The extra patrols are paid for with state grant money. The sheriff's department said the increased presence on area highways is meant to discourage people from getting behind the wheel of a vehicle while impaired.
A fall, 2017 Drive Sober or Get Pulled Over operation in Waukesha County that took place around the Labor Day weekend allowed deputies to spend an extra 78 hours on local roadways in a roughly two-week span.
This month, deputies there will be focusing their efforts on busy stretches of I-94 and I-43.
Vehicles that are swerving in and out of their lanes, or speeding, are likely to be pulled over on suspicion of OWI.
While the extra patrols are focusing on spotting drunk drivers, deputies are able to hand out all other citations as well.
The Waukesha County Sheriff's Department said all motorists should keep the following in mind:
- If you plan to celebrate, choose a sober, designated driver.

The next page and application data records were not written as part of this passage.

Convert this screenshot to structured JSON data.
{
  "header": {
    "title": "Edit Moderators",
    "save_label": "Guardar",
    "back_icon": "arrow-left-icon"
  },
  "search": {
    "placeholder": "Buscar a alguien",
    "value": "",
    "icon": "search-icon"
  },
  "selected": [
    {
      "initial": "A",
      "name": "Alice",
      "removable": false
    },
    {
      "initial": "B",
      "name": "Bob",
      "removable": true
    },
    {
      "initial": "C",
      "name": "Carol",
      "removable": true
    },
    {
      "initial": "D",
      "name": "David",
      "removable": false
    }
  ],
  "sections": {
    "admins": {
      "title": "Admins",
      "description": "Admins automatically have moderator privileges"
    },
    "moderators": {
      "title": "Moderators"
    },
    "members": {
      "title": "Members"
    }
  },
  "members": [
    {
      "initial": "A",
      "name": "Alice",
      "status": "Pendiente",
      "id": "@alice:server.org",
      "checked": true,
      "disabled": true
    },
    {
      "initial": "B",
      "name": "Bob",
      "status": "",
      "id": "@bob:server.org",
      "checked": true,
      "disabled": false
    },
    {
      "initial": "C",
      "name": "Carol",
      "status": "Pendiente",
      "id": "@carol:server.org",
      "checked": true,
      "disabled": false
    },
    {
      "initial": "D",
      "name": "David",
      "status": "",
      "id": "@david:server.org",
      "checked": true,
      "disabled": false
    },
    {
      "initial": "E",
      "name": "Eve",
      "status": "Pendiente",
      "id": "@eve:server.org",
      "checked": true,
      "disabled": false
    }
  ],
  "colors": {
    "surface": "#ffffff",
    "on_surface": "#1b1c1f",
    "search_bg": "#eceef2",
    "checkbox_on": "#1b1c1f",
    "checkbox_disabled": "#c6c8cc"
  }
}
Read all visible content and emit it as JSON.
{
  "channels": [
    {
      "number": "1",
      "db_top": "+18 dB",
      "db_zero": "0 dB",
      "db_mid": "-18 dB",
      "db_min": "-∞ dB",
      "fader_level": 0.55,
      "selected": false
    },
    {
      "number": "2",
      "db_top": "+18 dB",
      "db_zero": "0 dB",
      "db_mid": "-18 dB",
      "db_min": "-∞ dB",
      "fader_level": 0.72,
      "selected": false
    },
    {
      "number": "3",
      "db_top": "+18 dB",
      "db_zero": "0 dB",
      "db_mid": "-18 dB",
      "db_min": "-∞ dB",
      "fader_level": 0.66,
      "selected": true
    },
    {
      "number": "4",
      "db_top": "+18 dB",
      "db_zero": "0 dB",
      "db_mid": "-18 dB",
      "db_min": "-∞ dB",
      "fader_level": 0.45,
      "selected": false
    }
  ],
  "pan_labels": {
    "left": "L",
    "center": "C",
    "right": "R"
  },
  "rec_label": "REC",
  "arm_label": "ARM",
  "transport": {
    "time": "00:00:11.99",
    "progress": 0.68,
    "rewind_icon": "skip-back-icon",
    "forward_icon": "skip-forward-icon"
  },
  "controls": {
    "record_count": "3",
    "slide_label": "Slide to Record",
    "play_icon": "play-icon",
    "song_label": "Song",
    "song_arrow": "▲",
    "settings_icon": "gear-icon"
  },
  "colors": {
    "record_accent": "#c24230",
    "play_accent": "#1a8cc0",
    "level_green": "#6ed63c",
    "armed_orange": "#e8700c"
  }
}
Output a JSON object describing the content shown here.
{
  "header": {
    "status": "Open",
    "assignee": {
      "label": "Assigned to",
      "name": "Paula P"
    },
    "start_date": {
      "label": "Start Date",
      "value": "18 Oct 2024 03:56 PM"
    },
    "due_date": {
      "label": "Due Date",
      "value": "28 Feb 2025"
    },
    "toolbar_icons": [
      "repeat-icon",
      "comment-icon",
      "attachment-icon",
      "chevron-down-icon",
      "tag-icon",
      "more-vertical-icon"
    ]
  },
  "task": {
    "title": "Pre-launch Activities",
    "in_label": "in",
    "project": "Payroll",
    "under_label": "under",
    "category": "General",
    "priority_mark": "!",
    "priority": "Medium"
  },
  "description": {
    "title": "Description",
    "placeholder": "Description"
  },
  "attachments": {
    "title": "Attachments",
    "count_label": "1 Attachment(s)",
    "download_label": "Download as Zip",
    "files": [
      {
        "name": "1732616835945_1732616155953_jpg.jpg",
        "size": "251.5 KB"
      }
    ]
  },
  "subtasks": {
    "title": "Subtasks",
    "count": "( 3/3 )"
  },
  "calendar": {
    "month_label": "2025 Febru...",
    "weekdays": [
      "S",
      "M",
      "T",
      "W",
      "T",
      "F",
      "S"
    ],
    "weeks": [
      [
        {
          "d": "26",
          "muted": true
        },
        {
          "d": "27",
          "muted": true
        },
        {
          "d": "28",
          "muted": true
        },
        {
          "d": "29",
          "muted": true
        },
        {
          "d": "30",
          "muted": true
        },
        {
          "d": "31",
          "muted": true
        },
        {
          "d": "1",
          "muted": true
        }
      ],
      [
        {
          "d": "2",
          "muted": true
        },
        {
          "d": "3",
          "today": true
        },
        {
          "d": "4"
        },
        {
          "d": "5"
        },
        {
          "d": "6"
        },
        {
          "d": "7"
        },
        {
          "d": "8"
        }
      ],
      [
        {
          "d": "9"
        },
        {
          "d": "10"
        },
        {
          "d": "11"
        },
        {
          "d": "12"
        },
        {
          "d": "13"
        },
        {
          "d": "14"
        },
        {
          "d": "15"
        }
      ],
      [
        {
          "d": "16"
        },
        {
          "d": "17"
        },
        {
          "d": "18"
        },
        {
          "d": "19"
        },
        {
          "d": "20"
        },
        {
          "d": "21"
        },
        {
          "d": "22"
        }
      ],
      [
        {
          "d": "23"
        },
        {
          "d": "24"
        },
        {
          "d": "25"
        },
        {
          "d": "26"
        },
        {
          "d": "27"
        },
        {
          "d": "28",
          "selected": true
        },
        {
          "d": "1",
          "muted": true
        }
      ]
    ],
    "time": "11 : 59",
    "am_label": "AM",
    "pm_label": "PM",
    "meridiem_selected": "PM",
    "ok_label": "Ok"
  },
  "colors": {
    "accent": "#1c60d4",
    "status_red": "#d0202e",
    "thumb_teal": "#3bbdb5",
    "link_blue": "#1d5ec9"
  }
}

- If you are feeling “buzzed", you likely are over the 0.08 BAC limit and should not drive. Take public transit, a taxicab, or ask a sober friend to drive you home.
- The Wisconsin DOT offers a free Drive Sober mobile app that includes a blood alcohol estimator, designated driver selector, and find-a-ride feature that uses a smart phone’s GPS to locate alternative transportation.
- Some taverns and restaurants have programs to provide patrons with a safe ride home. Visit www.tlw.org for more information.
- Report impaired drivers to law enforcement by calling 911. Provide as much detail as possible on the driver, vehicle and location.